New Condatis reports online – Supporting ecological networks in rapidly developing, biodiverse countries


Forest restoration areas in west Java, Indonesia.

We are pleased to announce that the outputs from the project “Decision support for restoring ecological networks in rapidly developing, biodiverse countries” are now freely available online and can be downloaded here. These outputs are the culmination of our project, which aimed to make Condatis accessible to users in tropical, developing countries, as well as making improvements for the benefit of all users.

We wanted to facilitate sustainable land-use planning for tropical developing countries under climate change, with the following goals:

  1. Create new, accessible decision support methods for maximizing landscape connectivity;
  2. Demonstrate how conservation decisions can be supported in our partner organisations through three collaborative case studies; and,
  3. Create a freely available web application for our decision support tool to ensure its long-term sustainability and accessibility to users globally.

Goals (i) and (iii) have been achieved through the development and launch of Condatis Version 1.0, which can be accessed from any computer, for free, via  Each of the three collaborative case studies has focused on advancing a particular component of Condatis as well as providing specific guidance for the region:

  • Enhancing Sabah’s Protected Area network, Malaysian Borneo, focused on the prioritisation of forested cells for connectivity in multiple directions. Condatis outputs are being used to inform the decision making process for prioritising new protected areas in Sabah within this SEARRP-led project.
  • Scenarios for wildlife corridor restoration in Java, Indonesia, focused on the inclusion of habitat quality effects for flagship species. Condatis could provide ecological support for future restoration interventions, and help communities to compare different options as part of an interactive mapping process. A holistic restoration prioritisation scheme in Mount Halimun Salak National Park could be achieved by combining Condatis analyses with on-the-ground knowledge.
  • Expanding shade cocoa in Western Ghana, focused on robustness to uncertainty when limited ecological data are available. Through focusing on the most ecologically efficient areas for enhancing the movement of forest-associated species across the expanse of cocoa farms, Condatis outputs could help to improve the success and reduce the overall cost of creating more resilient cocoa production landscapes in Ghana.

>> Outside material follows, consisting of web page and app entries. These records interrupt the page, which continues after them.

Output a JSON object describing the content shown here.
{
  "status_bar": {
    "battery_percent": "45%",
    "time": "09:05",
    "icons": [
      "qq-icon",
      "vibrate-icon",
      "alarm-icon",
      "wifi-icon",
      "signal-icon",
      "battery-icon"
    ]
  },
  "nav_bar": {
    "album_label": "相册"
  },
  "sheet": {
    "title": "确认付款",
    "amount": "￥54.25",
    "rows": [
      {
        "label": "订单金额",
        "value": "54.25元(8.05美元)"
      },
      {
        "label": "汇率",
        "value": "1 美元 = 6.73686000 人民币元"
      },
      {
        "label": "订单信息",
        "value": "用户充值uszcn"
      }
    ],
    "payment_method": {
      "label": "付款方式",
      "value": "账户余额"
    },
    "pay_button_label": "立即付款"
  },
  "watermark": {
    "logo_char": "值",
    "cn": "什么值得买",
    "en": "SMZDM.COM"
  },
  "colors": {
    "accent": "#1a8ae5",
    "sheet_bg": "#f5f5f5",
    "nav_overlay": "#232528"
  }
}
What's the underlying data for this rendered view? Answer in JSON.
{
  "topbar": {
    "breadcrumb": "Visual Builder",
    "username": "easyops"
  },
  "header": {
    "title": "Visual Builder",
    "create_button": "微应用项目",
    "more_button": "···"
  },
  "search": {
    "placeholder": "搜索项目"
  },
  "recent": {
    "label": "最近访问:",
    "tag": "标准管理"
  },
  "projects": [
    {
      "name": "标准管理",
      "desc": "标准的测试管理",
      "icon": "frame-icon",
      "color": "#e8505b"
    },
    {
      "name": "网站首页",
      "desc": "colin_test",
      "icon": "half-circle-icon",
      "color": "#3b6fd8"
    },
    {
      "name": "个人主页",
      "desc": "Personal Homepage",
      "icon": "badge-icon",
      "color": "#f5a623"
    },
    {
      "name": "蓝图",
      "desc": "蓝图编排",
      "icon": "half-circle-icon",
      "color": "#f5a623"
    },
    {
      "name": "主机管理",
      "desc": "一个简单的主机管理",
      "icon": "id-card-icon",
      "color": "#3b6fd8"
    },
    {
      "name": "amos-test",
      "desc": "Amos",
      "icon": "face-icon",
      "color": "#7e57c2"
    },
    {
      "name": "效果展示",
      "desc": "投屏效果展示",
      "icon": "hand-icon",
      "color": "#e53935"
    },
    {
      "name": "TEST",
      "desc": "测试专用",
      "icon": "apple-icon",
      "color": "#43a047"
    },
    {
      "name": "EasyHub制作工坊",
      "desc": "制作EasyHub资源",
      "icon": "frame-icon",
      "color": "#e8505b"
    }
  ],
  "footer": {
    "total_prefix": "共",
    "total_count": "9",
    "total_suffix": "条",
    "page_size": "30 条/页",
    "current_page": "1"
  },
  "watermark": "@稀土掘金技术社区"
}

The summaries are one page documents designed to give an overview of the case studies’ goals and results. They are particularly suitable for facilitating discussions with land managers or policy makers. The reports expand on the summaries, giving greater detail for those wanting to gain deeper understanding of the case studies.

This Innovation project ran from November 2017 until April 2019. We would like to thank everyone who has been involved, in particular our partner organisations for each case study (listed below). We also thank those who came along to the Condatis training workshops, providing invaluable feedback on how Condatis Version 1.0, and the associated training, could be improved.  These activities were supported by NERC grant NE/R009597/1. Katherine Allen is also supported by NERC Knowledge Exchange Fellowship NE/N005376.

Partners in this project:

  • Bogor Agricultural Institute, Indonesia
  • Climate Change Unit (National REDD+ Secretariat), Forestry Commission of Ghana, Ghana
  • Kwame Nrumah University of Science and Technology, Ghana
  • Mount Halimun Salak National Park, Indonesia
  • Rainforest Alliance, UK
  • Sabah Forestry Department, Malaysia
  • South-east Asia Rainforest Research Partnership, Malaysia
  • University of Liverpool, UK
  • University of York, UK